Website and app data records
* * * * * * * * *

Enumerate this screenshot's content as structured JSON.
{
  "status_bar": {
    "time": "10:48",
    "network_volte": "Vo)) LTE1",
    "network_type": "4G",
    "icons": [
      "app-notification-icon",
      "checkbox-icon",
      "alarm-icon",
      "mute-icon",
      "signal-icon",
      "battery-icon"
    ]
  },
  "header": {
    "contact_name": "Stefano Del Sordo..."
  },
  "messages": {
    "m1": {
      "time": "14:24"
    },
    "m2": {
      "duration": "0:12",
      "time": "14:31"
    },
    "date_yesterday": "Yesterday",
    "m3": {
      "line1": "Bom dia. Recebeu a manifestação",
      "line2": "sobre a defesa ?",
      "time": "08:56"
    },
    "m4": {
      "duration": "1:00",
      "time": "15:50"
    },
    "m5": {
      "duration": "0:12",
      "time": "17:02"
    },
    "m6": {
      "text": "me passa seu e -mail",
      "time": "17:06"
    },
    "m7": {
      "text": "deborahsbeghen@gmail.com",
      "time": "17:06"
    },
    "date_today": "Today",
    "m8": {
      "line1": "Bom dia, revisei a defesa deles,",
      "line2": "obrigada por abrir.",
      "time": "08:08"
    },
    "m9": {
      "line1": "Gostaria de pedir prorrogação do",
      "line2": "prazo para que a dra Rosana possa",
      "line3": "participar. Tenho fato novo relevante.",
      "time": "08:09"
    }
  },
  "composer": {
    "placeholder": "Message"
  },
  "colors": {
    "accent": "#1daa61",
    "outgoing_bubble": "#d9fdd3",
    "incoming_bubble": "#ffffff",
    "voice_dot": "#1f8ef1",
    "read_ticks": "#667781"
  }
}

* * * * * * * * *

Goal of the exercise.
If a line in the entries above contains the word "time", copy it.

Response to the task.
    "time": "10:48",
      "time": "14:24"
      "time": "14:31"
      "time": "08:56"
      "time": "15:50"
      "time": "17:02"
      "time": "17:06"
      "time": "17:06"
      "time": "08:08"
      "time": "08:09"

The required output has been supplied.